The Parade Rolls @ 10:00 A.M. Line up will be behind Independence High School on Marretta St. west on Tiger Ave., cross the railroad tracks, turn right on Pine St. Continue to end of route at Mater Dolorosa Church. For more information contact: email@example.com
Spaghetti Eating Contest is Mar 14, 2020 from 12-12:30pm
Meatball Toss Mar 14, 2020 from 12:30-1pm. Festival queens from around the state compete.
11th Annual Miss Pageant $1,500.00 Scholarship
Sunday, April 5th, 2020 at Mater Dolorosa School Gym
509 Pine St. Independence, LA 70443
Entry Deadline for Miss Pageant: Wednesday, April 3rd, 2019
Please be advised of the meeting at the Independence City Hall
at 6:00 p.m. on April 3rd,2019
473 W Railroad Ave Independence, La 70443
For More Information: Email firstname.lastname@example.org
June 27th, 2020
Mater Dolorosa Gym
The Independence Sicilian Heritage Festival is normally held the second weekend in March. For more information visit the Festival Web Site https://www.indysicilianfest.com/
For more information on other events in Independence and the Museum visit the Independence Museum Web Site https://www.indymuseum.org/events.html
Festa della Repubblica is the Italian National Day and Republic Day, which is celebrated on 2 June each year, with the main celebration that takes place in Rome. The Festa della Repubblica is one of the national symbols of Italy.
The day commemorates the institutional referendum held by universal suffrage in 1946, in which the Italian people were called to the polls to decide on the form of government, following the Second World War.
The ceremonial of the event organized in Rome includes the deposition of a laurel wreath as a tribute to the Unknown Soldier at the Altare della Patria by the President of the Italian Republic and a military parade along Via dei Fori Imperiali in Rome.
Link to Lena Prima Republic Day Video:
Link to Vince Liberto Republic Day

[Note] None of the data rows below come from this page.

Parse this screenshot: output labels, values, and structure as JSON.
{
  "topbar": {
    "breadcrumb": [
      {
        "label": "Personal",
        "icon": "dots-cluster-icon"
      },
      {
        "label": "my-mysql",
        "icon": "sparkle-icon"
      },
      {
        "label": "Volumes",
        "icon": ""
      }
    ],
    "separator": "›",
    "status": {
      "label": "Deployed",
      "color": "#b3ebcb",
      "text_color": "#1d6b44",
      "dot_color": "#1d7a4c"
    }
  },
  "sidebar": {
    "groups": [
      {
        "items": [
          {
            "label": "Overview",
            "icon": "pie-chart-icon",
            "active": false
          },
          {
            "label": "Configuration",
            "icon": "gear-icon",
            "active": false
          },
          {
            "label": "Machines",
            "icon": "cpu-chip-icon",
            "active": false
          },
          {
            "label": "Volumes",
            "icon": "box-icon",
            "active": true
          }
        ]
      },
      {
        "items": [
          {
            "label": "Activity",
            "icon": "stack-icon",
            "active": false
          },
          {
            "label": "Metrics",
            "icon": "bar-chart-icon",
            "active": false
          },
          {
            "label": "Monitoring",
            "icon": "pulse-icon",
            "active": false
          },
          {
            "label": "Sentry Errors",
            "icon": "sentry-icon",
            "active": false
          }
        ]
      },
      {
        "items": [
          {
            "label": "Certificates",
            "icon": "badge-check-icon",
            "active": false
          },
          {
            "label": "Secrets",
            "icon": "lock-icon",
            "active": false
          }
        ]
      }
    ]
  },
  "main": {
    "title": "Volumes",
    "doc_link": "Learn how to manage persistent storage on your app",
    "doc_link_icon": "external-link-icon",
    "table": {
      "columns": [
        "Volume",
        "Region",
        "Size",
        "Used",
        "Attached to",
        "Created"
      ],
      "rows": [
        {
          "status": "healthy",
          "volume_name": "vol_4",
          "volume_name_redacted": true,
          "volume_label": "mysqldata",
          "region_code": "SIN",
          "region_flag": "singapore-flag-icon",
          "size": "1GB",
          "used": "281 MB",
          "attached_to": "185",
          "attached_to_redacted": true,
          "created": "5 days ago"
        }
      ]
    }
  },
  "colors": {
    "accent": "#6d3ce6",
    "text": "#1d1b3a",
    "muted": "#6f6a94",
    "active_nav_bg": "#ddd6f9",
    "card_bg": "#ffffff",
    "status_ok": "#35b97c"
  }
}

The Independence Italian Cultural Museum held its 2nd Annual “A Night in Little Italy Under the Stars/Sotto le Stelle” fundraiser gala of Sicilian-Italian cuisine and Sicilian-Italian live music on Saturday, Sept. 28 at 6 p.m. Proceeds will pay for much needed repairs to the museum such as stucco repair, painting the interior, electrical and lighting upgrades.
The festival included live music, a spaghetti cooking competition, vendor booths, and a historical display focusing on the Italian heritage of local families.
Common current Donaldsonville surnames like Sotile, Falsetta, and Pizzolato serve as an ingrained aspect of the area’s Italian influence.
The first Donaldsonville Festa Italiana, held Saturday at the Frank Sotile Pavilion, reveled in the cultural impact Italian immigrants and their descendants have made over many decades in the area.
The festival included live music, a spaghetti cooking competition, vendor booths, and a historical display focusing on the Italian heritage of local families. Chuck Montero served as disc jockey in the earlier portion of the event, and King PaKaYea’ Band performed later in the evening.
The City of Donaldsonville’s Community and Economic Development Director Lee Melancon organized the festival. Sponsors included city government, Ascension Tourism, CF Industries, Republic Services, Elray Kocke Services, Cliff Ourso – State Farm, Sheriff Bobby Webre, and Representative Ken Brass.